SUPPLIED INFORMATION:

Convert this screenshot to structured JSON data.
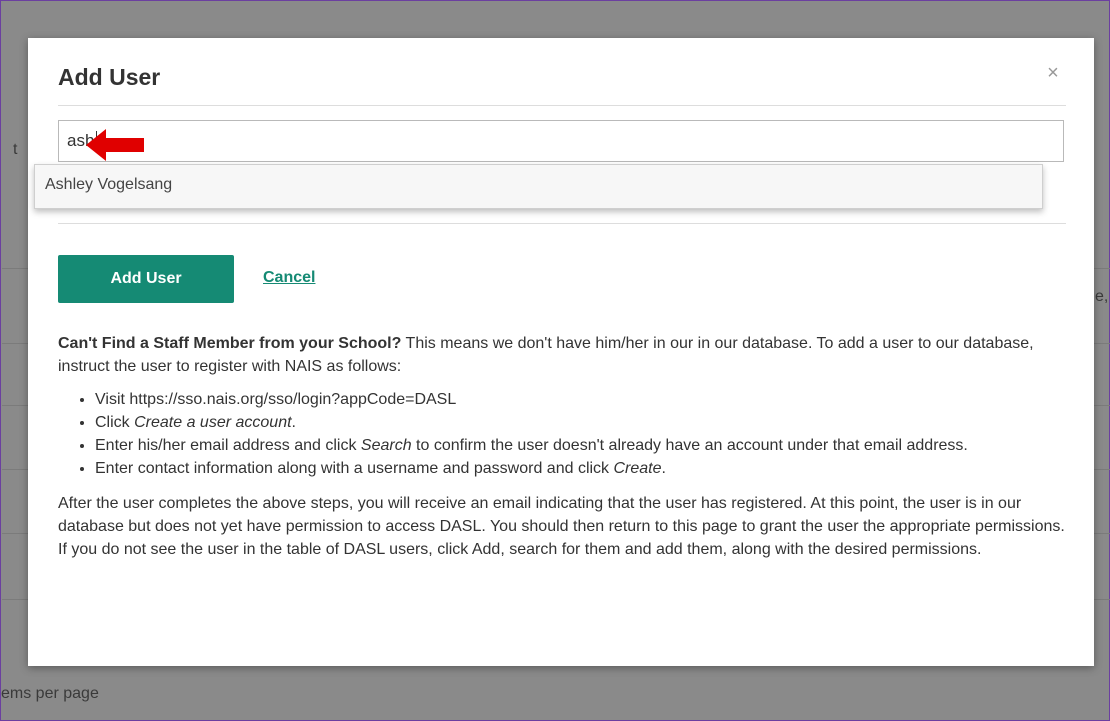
{
  "background": {
    "left_fragment_1": "t",
    "left_fragment_2": "ems per page",
    "right_fragment": "e,"
  },
  "modal": {
    "title": "Add User",
    "close_glyph": "×",
    "search": {
      "value": "ash",
      "placeholder": ""
    },
    "suggestions": [
      {
        "label": "Ashley Vogelsang"
      }
    ],
    "add_button_label": "Add User",
    "cancel_label": "Cancel",
    "help": {
      "heading": "Can't Find a Staff Member from your School?",
      "intro": " This means we don't have him/her in our in our database. To add a user to our database, instruct the user to register with NAIS as follows:",
      "steps": [
        {
          "text": "Visit https://sso.nais.org/sso/login?appCode=DASL",
          "emph": "",
          "after": ""
        },
        {
          "text": "Click ",
          "emph": "Create a user account",
          "after": "."
        },
        {
          "text": "Enter his/her email address and click ",
          "emph": "Search",
          "after": " to confirm the user doesn't already have an account under that email address."
        },
        {
          "text": "Enter contact information along with a username and password and click ",
          "emph": "Create",
          "after": "."
        }
      ],
      "after_steps": "After the user completes the above steps, you will receive an email indicating that the user has registered. At this point, the user is in our database but does not yet have permission to access DASL. You should then return to this page to grant the user the appropriate permissions. If you do not see the user in the table of DASL users, click Add, search for them and add them, along with the desired permissions."
    }
  },
  "annotation": {
    "icon": "red-arrow-left-icon",
    "color": "#e00000"
  },
  "colors": {
    "accent": "#158a74",
    "frame": "#6b3fa0",
    "overlay": "#8a8a8a"
  }
}
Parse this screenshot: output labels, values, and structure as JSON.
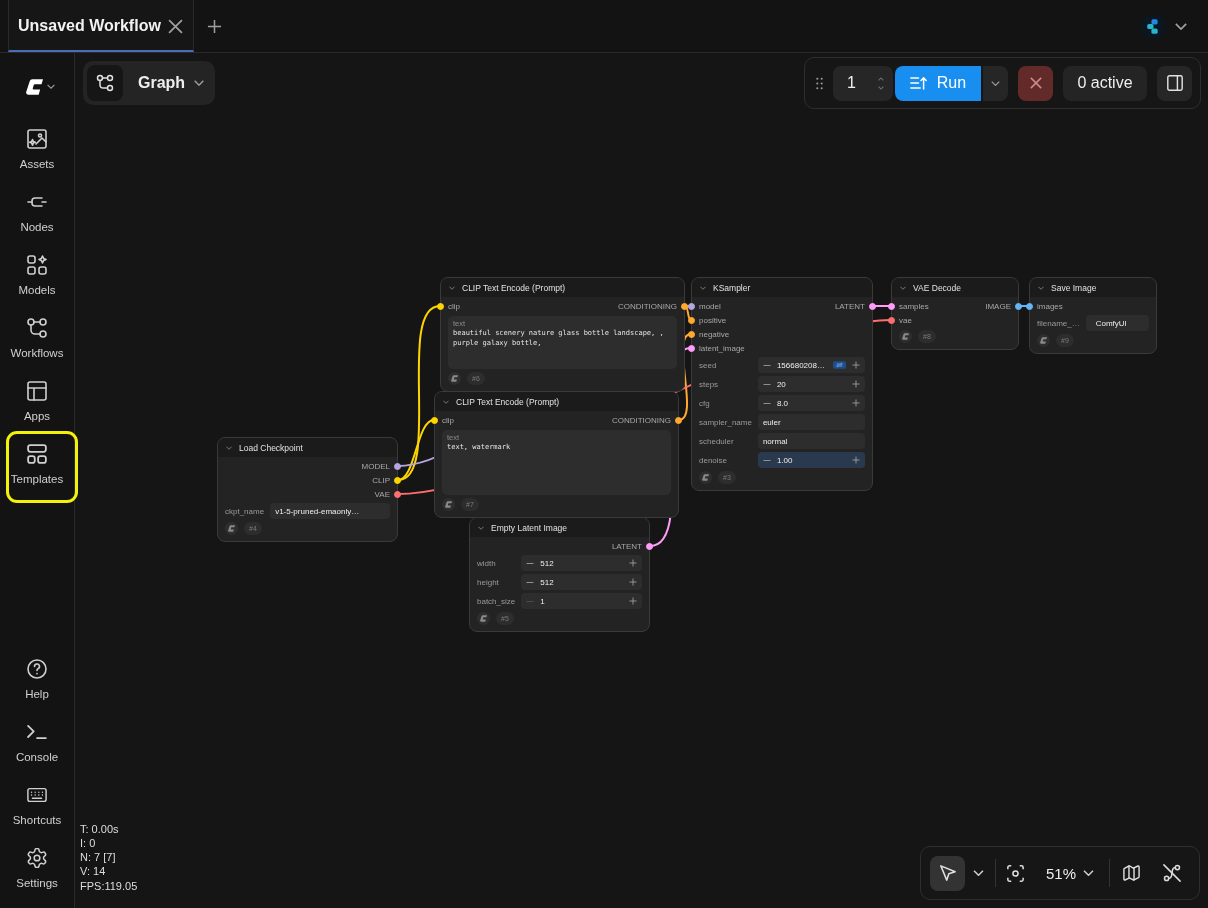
{
  "tabs": [
    {
      "label": "Unsaved Workflow",
      "selected": true
    }
  ],
  "sidebar": {
    "items": [
      {
        "label": "Assets",
        "selected": false,
        "highlighted": false
      },
      {
        "label": "Nodes",
        "selected": false,
        "highlighted": false
      },
      {
        "label": "Models",
        "selected": false,
        "highlighted": false
      },
      {
        "label": "Workflows",
        "selected": false,
        "highlighted": false
      },
      {
        "label": "Apps",
        "selected": false,
        "highlighted": false
      },
      {
        "label": "Templates",
        "selected": false,
        "highlighted": true
      }
    ],
    "bottom_items": [
      {
        "label": "Help",
        "selected": false,
        "highlighted": false
      },
      {
        "label": "Console",
        "selected": false,
        "highlighted": false
      },
      {
        "label": "Shortcuts",
        "selected": false,
        "highlighted": false
      },
      {
        "label": "Settings",
        "selected": false,
        "highlighted": false
      }
    ]
  },
  "view_mode": {
    "label": "Graph"
  },
  "run_toolbar": {
    "batch_count": "1",
    "run_label": "Run",
    "queue_status": "0 active"
  },
  "nodes": [
    {
      "title": "Load Checkpoint",
      "badge": "#4",
      "outputs": [
        {
          "label": "MODEL",
          "color": "#b4a7e0"
        },
        {
          "label": "CLIP",
          "color": "#ffd500"
        },
        {
          "label": "VAE",
          "color": "#ff6e6e"
        }
      ],
      "widgets": [
        {
          "kind": "combo",
          "label": "ckpt_name",
          "value": "v1-5-pruned-emaonly…",
          "focused": false
        }
      ]
    },
    {
      "title": "CLIP Text Encode (Prompt)",
      "badge": "#6",
      "inputs": [
        {
          "label": "clip",
          "color": "#ffd500",
          "linked": true
        }
      ],
      "outputs": [
        {
          "label": "CONDITIONING",
          "color": "#ffa931"
        }
      ],
      "widgets": [
        {
          "kind": "text",
          "label": "text",
          "value": "beautiful scenery nature glass bottle landscape, , purple galaxy bottle,",
          "focused": false
        }
      ]
    },
    {
      "title": "CLIP Text Encode (Prompt)",
      "badge": "#7",
      "inputs": [
        {
          "label": "clip",
          "color": "#ffd500",
          "linked": true
        }
      ],
      "outputs": [
        {
          "label": "CONDITIONING",
          "color": "#ffa931"
        }
      ],
      "widgets": [
        {
          "kind": "text",
          "label": "text",
          "value": "text, watermark",
          "focused": false
        }
      ]
    },
    {
      "title": "Empty Latent Image",
      "badge": "#5",
      "outputs": [
        {
          "label": "LATENT",
          "color": "#ff9cf9"
        }
      ],
      "widgets": [
        {
          "kind": "number",
          "label": "width",
          "value": "512",
          "focused": false,
          "decrement_disabled": false,
          "mode_badge": false
        },
        {
          "kind": "number",
          "label": "height",
          "value": "512",
          "focused": false,
          "decrement_disabled": false,
          "mode_badge": false
        },
        {
          "kind": "number",
          "label": "batch_size",
          "value": "1",
          "focused": false,
          "decrement_disabled": true,
          "mode_badge": false
        }
      ]
    },
    {
      "title": "KSampler",
      "badge": "#3",
      "inputs": [
        {
          "label": "model",
          "color": "#b4a7e0",
          "linked": true
        },
        {
          "label": "positive",
          "color": "#ffa931",
          "linked": true
        },
        {
          "label": "negative",
          "color": "#ffa931",
          "linked": true
        },
        {
          "label": "latent_image",
          "color": "#ff9cf9",
          "linked": true
        }
      ],
      "outputs": [
        {
          "label": "LATENT",
          "color": "#ff9cf9"
        }
      ],
      "widgets": [
        {
          "kind": "number",
          "label": "seed",
          "value": "156680208…",
          "focused": false,
          "decrement_disabled": false,
          "mode_badge": true
        },
        {
          "kind": "number",
          "label": "steps",
          "value": "20",
          "focused": false,
          "decrement_disabled": false,
          "mode_badge": false
        },
        {
          "kind": "number",
          "label": "cfg",
          "value": "8.0",
          "focused": false,
          "decrement_disabled": false,
          "mode_badge": false
        },
        {
          "kind": "combo",
          "label": "sampler_name",
          "value": "euler",
          "focused": false
        },
        {
          "kind": "combo",
          "label": "scheduler",
          "value": "normal",
          "focused": false
        },
        {
          "kind": "number",
          "label": "denoise",
          "value": "1.00",
          "focused": true,
          "decrement_disabled": false,
          "mode_badge": false
        }
      ]
    },
    {
      "title": "VAE Decode",
      "badge": "#8",
      "inputs": [
        {
          "label": "samples",
          "color": "#ff9cf9",
          "linked": true
        },
        {
          "label": "vae",
          "color": "#ff6e6e",
          "linked": true
        }
      ],
      "outputs": [
        {
          "label": "IMAGE",
          "color": "#64b5f6"
        }
      ]
    },
    {
      "title": "Save Image",
      "badge": "#9",
      "inputs": [
        {
          "label": "images",
          "color": "#64b5f6",
          "linked": true
        }
      ],
      "widgets": [
        {
          "kind": "string",
          "label": "filename_…",
          "value": "ComfyUI",
          "focused": false
        }
      ]
    }
  ],
  "stats": [
    "T: 0.00s",
    "I: 0",
    "N: 7 [7]",
    "V: 14",
    "FPS:119.05"
  ],
  "canvas_toolbar": {
    "pointer_selected": true,
    "zoom": "51%"
  }
}
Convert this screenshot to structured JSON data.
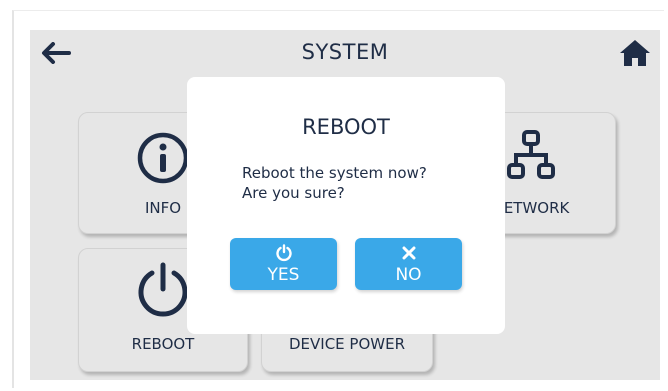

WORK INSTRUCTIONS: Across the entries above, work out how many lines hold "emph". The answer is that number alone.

YOUR RESPONSE: 4